Tom King in a few years has made quite a name for himself as a writer of Slims (comic books).
Always suspicious of hype, I went into his VISION quite skeptical. Long story made short, his VISION lives up to the hype. You can come into it not knowing anything, and be quickly swept away by the sheer power, and humanity and hurt; in a story about what it means to be human, in an inhuman world.
It truly is fabulous and if you have never read it, it is a highest recommendation. There is a just dropped hardcover available at remaining Bookstores everywhere.
His MISTER MIRACLE released half a dozen Slims in 2017, the issues were definitely good, though the final verdict is out till he sticks the landing this year. Like the VISION and his earlier OMEGA MEN, it is about a damaged character, a broken character. A slightly off kilter world view. So far all titles are relatively intriguing and well crafted. In the case of the VISION masterfully crafted.
Then we come to the books up for review this installment, BATMAN VOL 1-3 from the DC Rebirth Line of books, by Tom King.
The irrationality and poor decision making and erratic, even stupid, behavior; that worked well in the tale of a broken Android, a torn freedom fighter, and a suicidal God, does not work well in the BATMAN books.
The very conceit for the whole three volumes, is that Batman (the world’s greatest detective and inventor), is distraught about an emotionally damaged ward, and decides in a world of super scientists, magicians, and Gods, the only way to help his ward, is by stealing a mediocre villain, with the power to make people feel happy, so he can smile at Batman’s traumatized ward and make her feel happy. If that is not a brain-dead enough premise, it becomes even more moronic, when he decides to accomplish this by putting together a suicide squad and risking war and death, and doing this knowing it will wake a retired and sleeping dragon.
It is just the type of moronic plotting one tends to associate with brain-damaged villains seeking world conquest, not the resourceful Batman.
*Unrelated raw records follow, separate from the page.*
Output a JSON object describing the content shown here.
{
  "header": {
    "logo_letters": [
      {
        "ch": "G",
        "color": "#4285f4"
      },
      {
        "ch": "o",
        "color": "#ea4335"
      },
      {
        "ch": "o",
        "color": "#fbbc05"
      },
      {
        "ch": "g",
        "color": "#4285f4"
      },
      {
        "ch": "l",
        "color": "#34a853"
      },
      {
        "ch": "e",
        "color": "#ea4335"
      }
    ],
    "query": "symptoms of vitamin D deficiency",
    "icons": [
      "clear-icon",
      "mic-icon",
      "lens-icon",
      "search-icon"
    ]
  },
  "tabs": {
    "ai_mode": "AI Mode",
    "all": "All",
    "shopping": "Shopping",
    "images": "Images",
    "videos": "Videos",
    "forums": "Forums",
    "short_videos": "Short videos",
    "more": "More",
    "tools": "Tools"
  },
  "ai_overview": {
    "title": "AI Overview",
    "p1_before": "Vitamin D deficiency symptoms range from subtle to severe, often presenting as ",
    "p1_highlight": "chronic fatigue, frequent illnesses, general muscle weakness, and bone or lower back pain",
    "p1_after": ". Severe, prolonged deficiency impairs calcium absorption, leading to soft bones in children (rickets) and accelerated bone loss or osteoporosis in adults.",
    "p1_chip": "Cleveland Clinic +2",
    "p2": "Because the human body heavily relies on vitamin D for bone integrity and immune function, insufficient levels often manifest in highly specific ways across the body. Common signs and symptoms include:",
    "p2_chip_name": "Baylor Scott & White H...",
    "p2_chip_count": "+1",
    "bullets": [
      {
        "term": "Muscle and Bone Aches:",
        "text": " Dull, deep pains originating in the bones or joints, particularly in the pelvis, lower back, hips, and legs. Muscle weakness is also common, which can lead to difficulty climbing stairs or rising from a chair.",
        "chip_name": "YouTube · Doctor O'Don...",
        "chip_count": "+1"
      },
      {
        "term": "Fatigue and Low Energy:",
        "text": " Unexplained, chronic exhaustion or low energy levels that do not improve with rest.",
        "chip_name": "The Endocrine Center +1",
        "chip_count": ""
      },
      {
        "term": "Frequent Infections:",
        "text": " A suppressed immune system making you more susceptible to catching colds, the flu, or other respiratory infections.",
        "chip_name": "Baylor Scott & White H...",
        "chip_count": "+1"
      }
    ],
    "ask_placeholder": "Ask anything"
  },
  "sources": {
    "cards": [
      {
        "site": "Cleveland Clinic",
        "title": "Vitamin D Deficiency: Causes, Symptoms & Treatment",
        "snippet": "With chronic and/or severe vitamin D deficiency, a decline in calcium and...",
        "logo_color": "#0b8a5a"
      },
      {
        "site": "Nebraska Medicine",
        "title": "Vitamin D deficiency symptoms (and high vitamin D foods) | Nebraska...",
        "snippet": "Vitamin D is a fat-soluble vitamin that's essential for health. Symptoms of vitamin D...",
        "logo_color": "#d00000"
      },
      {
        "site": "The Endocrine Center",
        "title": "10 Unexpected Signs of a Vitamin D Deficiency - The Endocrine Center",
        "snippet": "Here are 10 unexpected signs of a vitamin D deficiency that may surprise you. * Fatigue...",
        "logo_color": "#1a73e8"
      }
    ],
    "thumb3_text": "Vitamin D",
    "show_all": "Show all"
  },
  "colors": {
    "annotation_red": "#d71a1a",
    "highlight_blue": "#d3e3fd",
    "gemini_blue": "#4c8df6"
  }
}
And adding stupidity on stupidity, KIng redefines what drives Batman, to be not a sense of justice, or outrage, but a desire toward… (wait for it) Suicide.
And that definition doesn’t stick. Not with any interpretation of the character that makes sense. The desire to die doesn’t push you to be a beyond Olympic level athlete, it doesn’t push you to endure, it doesn’t push you to overcome.
Ultimately this addled definition is Tom King’s definition of the character, unfortunately, it seems to be the same broken, frayed creature that he tries to shape all the characters he writes into. And what worked with THE VISION, and THE OMEGA MEN, and seems to be working with MISTER MIRACLE, does inherently not work, does not graft, does not fit… onto the character of Bruce Wayne/Batman. Plus I can really do without the Yellow costumed Sidekick. I can do without the sidekick dynamic period. Either make him his own character (his own man) and get him out of the insipid yellow costume, or don’t have the character in the book.
Tom King is instead of tailoring the story to the character, seemingly making every character fit into the same story mold. All Tom King’s character are horrible tacticians, who make horrendous plans. That is not any type of Batman I want to read about. I picked up the three Tom King Batman volumes from the library to give a try, and I am so glad I didn’t buy them. It is surprisingly uninteresting, tedious, and disappointing reading.
Final Grade: AVOID